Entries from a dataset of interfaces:

+++++

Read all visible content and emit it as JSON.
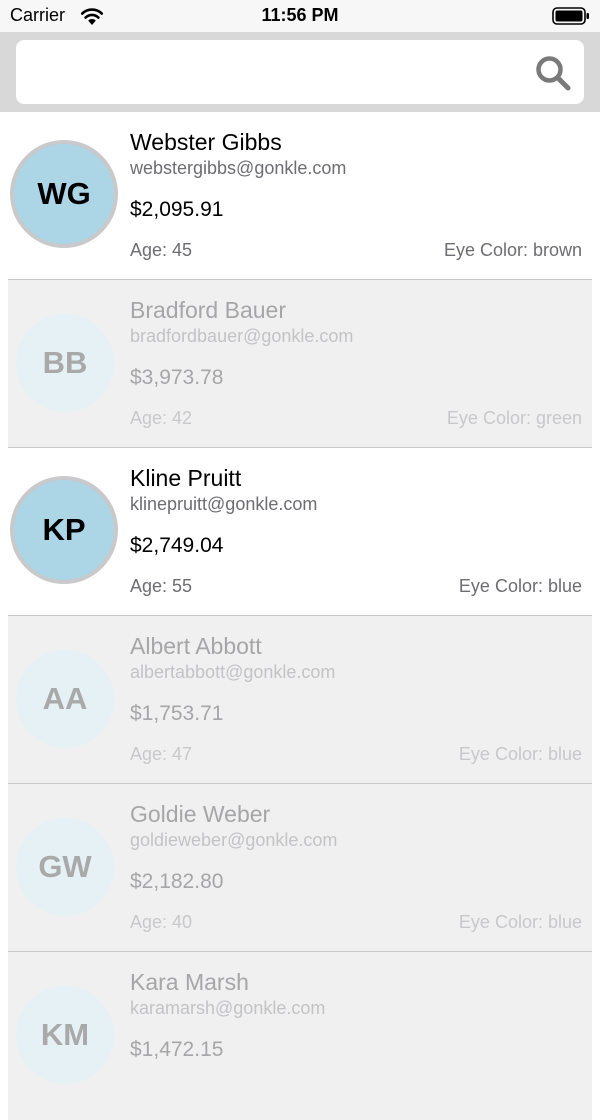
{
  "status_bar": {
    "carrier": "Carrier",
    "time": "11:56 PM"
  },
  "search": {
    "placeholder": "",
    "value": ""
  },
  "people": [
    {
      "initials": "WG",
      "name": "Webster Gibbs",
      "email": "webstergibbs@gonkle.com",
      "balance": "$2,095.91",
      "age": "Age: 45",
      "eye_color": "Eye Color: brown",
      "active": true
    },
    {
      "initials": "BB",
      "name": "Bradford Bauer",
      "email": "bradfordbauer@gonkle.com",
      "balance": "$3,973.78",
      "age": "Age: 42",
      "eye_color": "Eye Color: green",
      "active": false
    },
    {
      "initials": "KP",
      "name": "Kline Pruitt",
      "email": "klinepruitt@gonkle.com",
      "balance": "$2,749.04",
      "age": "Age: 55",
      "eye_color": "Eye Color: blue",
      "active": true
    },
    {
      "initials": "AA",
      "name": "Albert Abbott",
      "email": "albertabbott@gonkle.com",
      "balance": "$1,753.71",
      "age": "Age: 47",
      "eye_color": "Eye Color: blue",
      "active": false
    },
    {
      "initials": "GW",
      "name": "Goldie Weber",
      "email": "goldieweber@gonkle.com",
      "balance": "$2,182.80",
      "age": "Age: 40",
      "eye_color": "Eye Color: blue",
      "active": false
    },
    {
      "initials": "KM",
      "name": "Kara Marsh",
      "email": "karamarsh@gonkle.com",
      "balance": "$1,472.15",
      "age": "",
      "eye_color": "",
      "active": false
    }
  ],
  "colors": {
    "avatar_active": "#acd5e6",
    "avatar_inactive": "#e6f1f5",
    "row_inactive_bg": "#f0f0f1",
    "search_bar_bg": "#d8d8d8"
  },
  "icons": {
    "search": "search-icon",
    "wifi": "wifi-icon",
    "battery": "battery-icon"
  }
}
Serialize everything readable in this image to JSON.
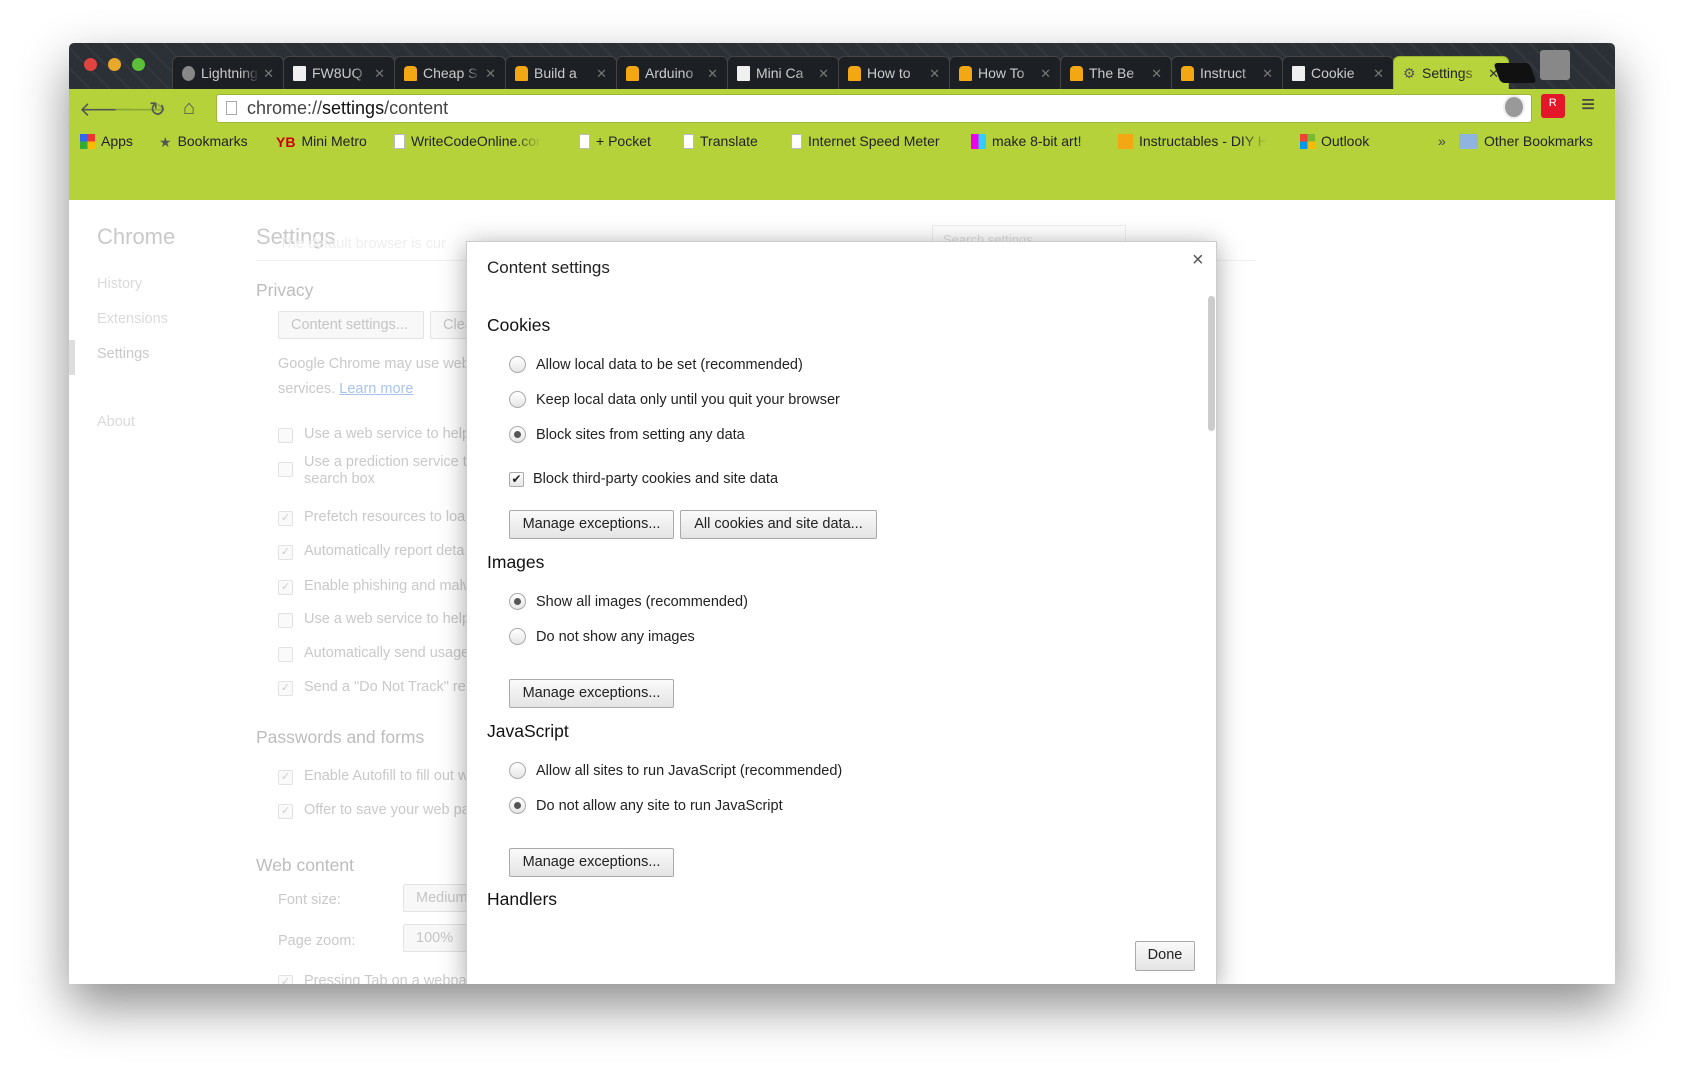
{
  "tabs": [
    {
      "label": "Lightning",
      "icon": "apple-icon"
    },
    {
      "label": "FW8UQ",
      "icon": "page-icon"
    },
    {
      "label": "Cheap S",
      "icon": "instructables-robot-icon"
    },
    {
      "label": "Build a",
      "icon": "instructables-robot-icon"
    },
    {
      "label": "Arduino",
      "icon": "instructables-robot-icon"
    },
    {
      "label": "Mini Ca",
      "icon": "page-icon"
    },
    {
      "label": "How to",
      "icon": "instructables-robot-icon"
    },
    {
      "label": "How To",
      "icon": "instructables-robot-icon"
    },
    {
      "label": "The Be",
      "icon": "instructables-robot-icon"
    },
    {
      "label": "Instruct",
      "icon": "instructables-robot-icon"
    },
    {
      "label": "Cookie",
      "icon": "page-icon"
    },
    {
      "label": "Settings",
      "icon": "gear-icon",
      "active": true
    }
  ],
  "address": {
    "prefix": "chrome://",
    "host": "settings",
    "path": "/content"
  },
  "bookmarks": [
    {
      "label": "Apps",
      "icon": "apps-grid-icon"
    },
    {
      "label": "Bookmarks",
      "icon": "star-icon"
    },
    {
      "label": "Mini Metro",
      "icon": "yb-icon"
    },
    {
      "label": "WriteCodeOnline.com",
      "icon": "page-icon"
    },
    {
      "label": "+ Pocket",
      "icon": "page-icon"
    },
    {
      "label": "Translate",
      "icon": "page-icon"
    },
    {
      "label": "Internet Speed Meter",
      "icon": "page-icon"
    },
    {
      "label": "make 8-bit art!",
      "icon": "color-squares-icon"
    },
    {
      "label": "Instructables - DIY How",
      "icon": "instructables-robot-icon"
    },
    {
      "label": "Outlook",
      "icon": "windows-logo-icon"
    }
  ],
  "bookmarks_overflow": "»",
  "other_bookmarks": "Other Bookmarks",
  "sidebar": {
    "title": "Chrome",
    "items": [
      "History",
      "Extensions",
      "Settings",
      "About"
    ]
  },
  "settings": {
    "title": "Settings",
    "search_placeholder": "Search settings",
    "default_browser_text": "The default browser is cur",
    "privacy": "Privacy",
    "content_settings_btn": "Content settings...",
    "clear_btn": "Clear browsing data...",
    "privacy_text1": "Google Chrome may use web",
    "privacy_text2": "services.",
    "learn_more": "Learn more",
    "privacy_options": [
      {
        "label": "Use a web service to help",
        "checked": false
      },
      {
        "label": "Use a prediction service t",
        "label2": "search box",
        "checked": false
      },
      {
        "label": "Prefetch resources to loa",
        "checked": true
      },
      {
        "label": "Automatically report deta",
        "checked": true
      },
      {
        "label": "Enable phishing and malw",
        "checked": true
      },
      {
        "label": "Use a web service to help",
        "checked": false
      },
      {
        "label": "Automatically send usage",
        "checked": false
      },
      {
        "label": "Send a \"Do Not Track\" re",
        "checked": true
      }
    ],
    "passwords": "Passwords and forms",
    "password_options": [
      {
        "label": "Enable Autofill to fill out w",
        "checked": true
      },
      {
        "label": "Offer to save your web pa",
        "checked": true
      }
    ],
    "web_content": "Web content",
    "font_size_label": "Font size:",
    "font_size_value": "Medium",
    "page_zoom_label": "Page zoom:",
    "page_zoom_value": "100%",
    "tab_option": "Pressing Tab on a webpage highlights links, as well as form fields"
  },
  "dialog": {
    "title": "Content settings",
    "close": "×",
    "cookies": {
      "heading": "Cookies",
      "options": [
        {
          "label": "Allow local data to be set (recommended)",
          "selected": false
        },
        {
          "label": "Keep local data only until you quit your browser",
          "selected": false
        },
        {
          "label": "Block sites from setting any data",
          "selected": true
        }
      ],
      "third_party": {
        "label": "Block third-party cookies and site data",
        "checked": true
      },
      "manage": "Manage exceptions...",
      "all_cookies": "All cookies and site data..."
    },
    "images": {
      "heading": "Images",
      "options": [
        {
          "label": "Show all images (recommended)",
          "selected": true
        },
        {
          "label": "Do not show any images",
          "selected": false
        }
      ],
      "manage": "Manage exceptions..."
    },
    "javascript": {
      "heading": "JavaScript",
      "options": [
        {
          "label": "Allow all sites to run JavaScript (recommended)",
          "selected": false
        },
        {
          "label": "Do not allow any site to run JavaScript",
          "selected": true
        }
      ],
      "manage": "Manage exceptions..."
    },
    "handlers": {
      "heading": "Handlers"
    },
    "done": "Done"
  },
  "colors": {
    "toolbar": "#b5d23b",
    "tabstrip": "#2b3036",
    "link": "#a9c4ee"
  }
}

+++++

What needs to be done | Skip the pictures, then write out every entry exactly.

Completed exercise |
Read all visible content and emit it as JSON.
{
  "status_bar": {
    "carrier": "Carrier",
    "time": "11:56 PM"
  },
  "search": {
    "placeholder": "",
    "value": ""
  },
  "people": [
    {
      "initials": "WG",
      "name": "Webster Gibbs",
      "email": "webstergibbs@gonkle.com",
      "balance": "$2,095.91",
      "age": "Age: 45",
      "eye_color": "Eye Color: brown",
      "active": true
    },
    {
      "initials": "BB",
      "name": "Bradford Bauer",
      "email": "bradfordbauer@gonkle.com",
      "balance": "$3,973.78",
      "age": "Age: 42",
      "eye_color": "Eye Color: green",
      "active": false
    },
    {
      "initials": "KP",
      "name": "Kline Pruitt",
      "email": "klinepruitt@gonkle.com",
      "balance": "$2,749.04",
      "age": "Age: 55",
      "eye_color": "Eye Color: blue",
      "active": true
    },
    {
      "initials": "AA",
      "name": "Albert Abbott",
      "email": "albertabbott@gonkle.com",
      "balance": "$1,753.71",
      "age": "Age: 47",
      "eye_color": "Eye Color: blue",
      "active": false
    },
    {
      "initials": "GW",
      "name": "Goldie Weber",
      "email": "goldieweber@gonkle.com",
      "balance": "$2,182.80",
      "age": "Age: 40",
      "eye_color": "Eye Color: blue",
      "active": false
    },
    {
      "initials": "KM",
      "name": "Kara Marsh",
      "email": "karamarsh@gonkle.com",
      "balance": "$1,472.15",
      "age": "",
      "eye_color": "",
      "active": false
    }
  ],
  "colors": {
    "avatar_active": "#acd5e6",
    "avatar_inactive": "#e6f1f5",
    "row_inactive_bg": "#f0f0f1",
    "search_bar_bg": "#d8d8d8"
  },
  "icons": {
    "search": "search-icon",
    "wifi": "wifi-icon",
    "battery": "battery-icon"
  }
}
Serialize everything readable in this image to JSON.
{
  "tabs": [
    {
      "label": "Lightning",
      "icon": "apple-icon"
    },
    {
      "label": "FW8UQ",
      "icon": "page-icon"
    },
    {
      "label": "Cheap S",
      "icon": "instructables-robot-icon"
    },
    {
      "label": "Build a",
      "icon": "instructables-robot-icon"
    },
    {
      "label": "Arduino",
      "icon": "instructables-robot-icon"
    },
    {
      "label": "Mini Ca",
      "icon": "page-icon"
    },
    {
      "label": "How to",
      "icon": "instructables-robot-icon"
    },
    {
      "label": "How To",
      "icon": "instructables-robot-icon"
    },
    {
      "label": "The Be",
      "icon": "instructables-robot-icon"
    },
    {
      "label": "Instruct",
      "icon": "instructables-robot-icon"
    },
    {
      "label": "Cookie",
      "icon": "page-icon"
    },
    {
      "label": "Settings",
      "icon": "gear-icon",
      "active": true
    }
  ],
  "address": {
    "prefix": "chrome://",
    "host": "settings",
    "path": "/content"
  },
  "bookmarks": [
    {
      "label": "Apps",
      "icon": "apps-grid-icon"
    },
    {
      "label": "Bookmarks",
      "icon": "star-icon"
    },
    {
      "label": "Mini Metro",
      "icon": "yb-icon"
    },
    {
      "label": "WriteCodeOnline.com",
      "icon": "page-icon"
    },
    {
      "label": "+ Pocket",
      "icon": "page-icon"
    },
    {
      "label": "Translate",
      "icon": "page-icon"
    },
    {
      "label": "Internet Speed Meter",
      "icon": "page-icon"
    },
    {
      "label": "make 8-bit art!",
      "icon": "color-squares-icon"
    },
    {
      "label": "Instructables - DIY How",
      "icon": "instructables-robot-icon"
    },
    {
      "label": "Outlook",
      "icon": "windows-logo-icon"
    }
  ],
  "bookmarks_overflow": "»",
  "other_bookmarks": "Other Bookmarks",
  "sidebar": {
    "title": "Chrome",
    "items": [
      "History",
      "Extensions",
      "Settings",
      "About"
    ]
  },
  "settings": {
    "title": "Settings",
    "search_placeholder": "Search settings",
    "default_browser_text": "The default browser is cur",
    "privacy": "Privacy",
    "content_settings_btn": "Content settings...",
    "clear_btn": "Clear browsing data...",
    "privacy_text1": "Google Chrome may use web",
    "privacy_text2": "services.",
    "learn_more": "Learn more",
    "privacy_options": [
      {
        "label": "Use a web service to help",
        "checked": false
      },
      {
        "label": "Use a prediction service t",
        "label2": "search box",
        "checked": false
      },
      {
        "label": "Prefetch resources to loa",
        "checked": true
      },
      {
        "label": "Automatically report deta",
        "checked": true
      },
      {
        "label": "Enable phishing and malw",
        "checked": true
      },
      {
        "label": "Use a web service to help",
        "checked": false
      },
      {
        "label": "Automatically send usage",
        "checked": false
      },
      {
        "label": "Send a \"Do Not Track\" re",
        "checked": true
      }
    ],
    "passwords": "Passwords and forms",
    "password_options": [
      {
        "label": "Enable Autofill to fill out w",
        "checked": true
      },
      {
        "label": "Offer to save your web pa",
        "checked": true
      }
    ],
    "web_content": "Web content",
    "font_size_label": "Font size:",
    "font_size_value": "Medium",
    "page_zoom_label": "Page zoom:",
    "page_zoom_value": "100%",
    "tab_option": "Pressing Tab on a webpage highlights links, as well as form fields"
  },
  "dialog": {
    "title": "Content settings",
    "close": "×",
    "cookies": {
      "heading": "Cookies",
      "options": [
        {
          "label": "Allow local data to be set (recommended)",
          "selected": false
        },
        {
          "label": "Keep local data only until you quit your browser",
          "selected": false
        },
        {
          "label": "Block sites from setting any data",
          "selected": true
        }
      ],
      "third_party": {
        "label": "Block third-party cookies and site data",
        "checked": true
      },
      "manage": "Manage exceptions...",
      "all_cookies": "All cookies and site data..."
    },
    "images": {
      "heading": "Images",
      "options": [
        {
          "label": "Show all images (recommended)",
          "selected": true
        },
        {
          "label": "Do not show any images",
          "selected": false
        }
      ],
      "manage": "Manage exceptions..."
    },
    "javascript": {
      "heading": "JavaScript",
      "options": [
        {
          "label": "Allow all sites to run JavaScript (recommended)",
          "selected": false
        },
        {
          "label": "Do not allow any site to run JavaScript",
          "selected": true
        }
      ],
      "manage": "Manage exceptions..."
    },
    "handlers": {
      "heading": "Handlers"
    },
    "done": "Done"
  },
  "colors": {
    "toolbar": "#b5d23b",
    "tabstrip": "#2b3036",
    "link": "#a9c4ee"
  }
}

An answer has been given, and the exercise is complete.